TASK INPUT -
--- START ---

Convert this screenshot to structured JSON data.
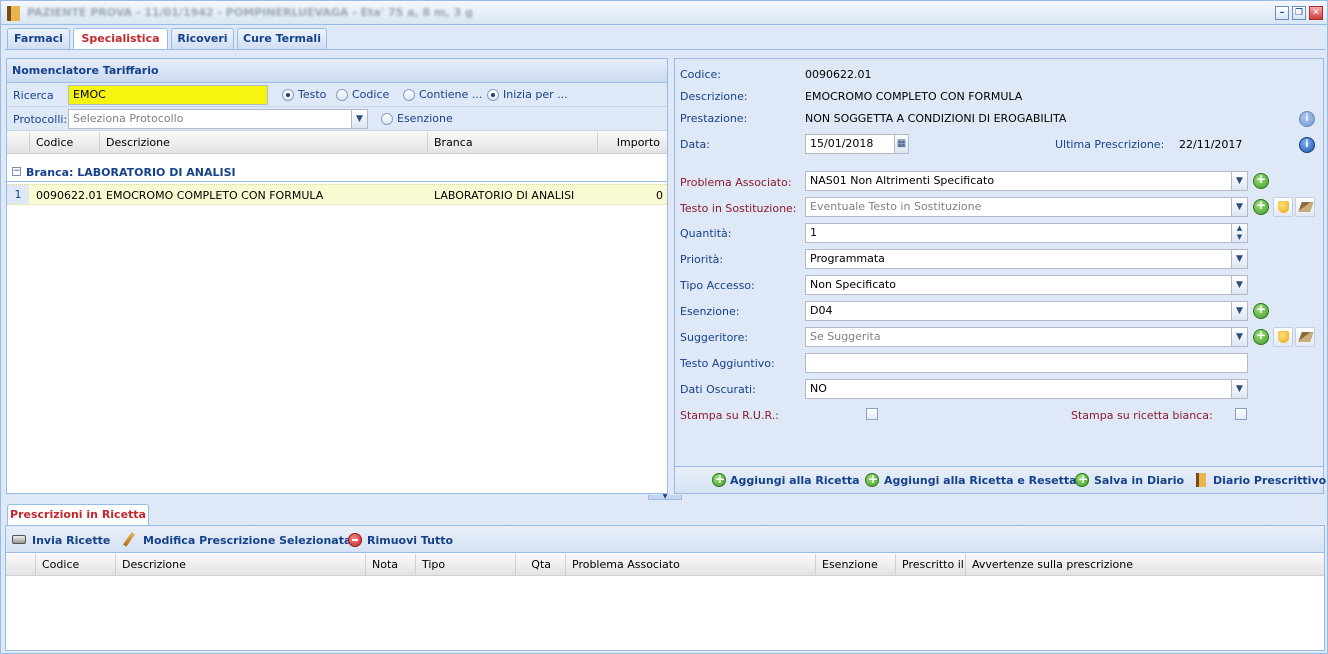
{
  "window": {
    "title": "PAZIENTE PROVA - 11/01/1942 - POMPINERLUEVAGA - Eta' 75 a, 8 m, 3 g"
  },
  "tabs": [
    "Farmaci",
    "Specialistica",
    "Ricoveri",
    "Cure Termali"
  ],
  "left": {
    "title": "Nomenclatore Tariffario",
    "search_label": "Ricerca",
    "search_value": "EMOC",
    "radio_testo": "Testo",
    "radio_codice": "Codice",
    "radio_contiene": "Contiene ...",
    "radio_inizia": "Inizia per ...",
    "protocolli_label": "Protocolli:",
    "protocolli_placeholder": "Seleziona Protocollo",
    "esenzione_label": "Esenzione",
    "columns": {
      "codice": "Codice",
      "descrizione": "Descrizione",
      "branca": "Branca",
      "importo": "Importo"
    },
    "group": "Branca: LABORATORIO DI ANALISI",
    "rows": [
      {
        "n": "1",
        "codice": "0090622.01",
        "descrizione": "EMOCROMO COMPLETO CON FORMULA",
        "branca": "LABORATORIO DI ANALISI",
        "importo": "0"
      }
    ]
  },
  "right": {
    "codice_label": "Codice:",
    "codice": "0090622.01",
    "descrizione_label": "Descrizione:",
    "descrizione": "EMOCROMO COMPLETO CON FORMULA",
    "prestazione_label": "Prestazione:",
    "prestazione": "NON SOGGETTA A CONDIZIONI DI EROGABILITA",
    "data_label": "Data:",
    "data": "15/01/2018",
    "ultima_label": "Ultima Prescrizione:",
    "ultima": "22/11/2017",
    "problema_label": "Problema Associato:",
    "problema": "NAS01 Non Altrimenti Specificato",
    "testo_sost_label": "Testo in Sostituzione:",
    "testo_sost_placeholder": "Eventuale Testo in Sostituzione",
    "quantita_label": "Quantità:",
    "quantita": "1",
    "priorita_label": "Priorità:",
    "priorita": "Programmata",
    "tipo_accesso_label": "Tipo Accesso:",
    "tipo_accesso": "Non Specificato",
    "esenzione_label": "Esenzione:",
    "esenzione": "D04",
    "suggeritore_label": "Suggeritore:",
    "suggeritore_placeholder": "Se Suggerita",
    "testo_agg_label": "Testo Aggiuntivo:",
    "testo_agg": "",
    "dati_osc_label": "Dati Oscurati:",
    "dati_osc": "NO",
    "stampa_rur_label": "Stampa su R.U.R.:",
    "stampa_bianca_label": "Stampa su ricetta bianca:",
    "btn_aggiungi": "Aggiungi alla Ricetta",
    "btn_aggiungi_reset": "Aggiungi alla Ricetta e Resetta",
    "btn_salva": "Salva in Diario",
    "btn_diario": "Diario Prescrittivo"
  },
  "bottom": {
    "tab": "Prescrizioni in Ricetta",
    "btn_invia": "Invia Ricette",
    "btn_modifica": "Modifica Prescrizione Selezionata",
    "btn_rimuovi": "Rimuovi Tutto",
    "columns": [
      "Codice",
      "Descrizione",
      "Nota",
      "Tipo",
      "Qta",
      "Problema Associato",
      "Esenzione",
      "Prescritto il",
      "Avvertenze sulla prescrizione"
    ]
  }
}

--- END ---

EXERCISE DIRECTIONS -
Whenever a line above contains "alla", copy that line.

SOLUTION FOR THIS TASK -
    "btn_aggiungi": "Aggiungi alla Ricetta",
    "btn_aggiungi_reset": "Aggiungi alla Ricetta e Resetta",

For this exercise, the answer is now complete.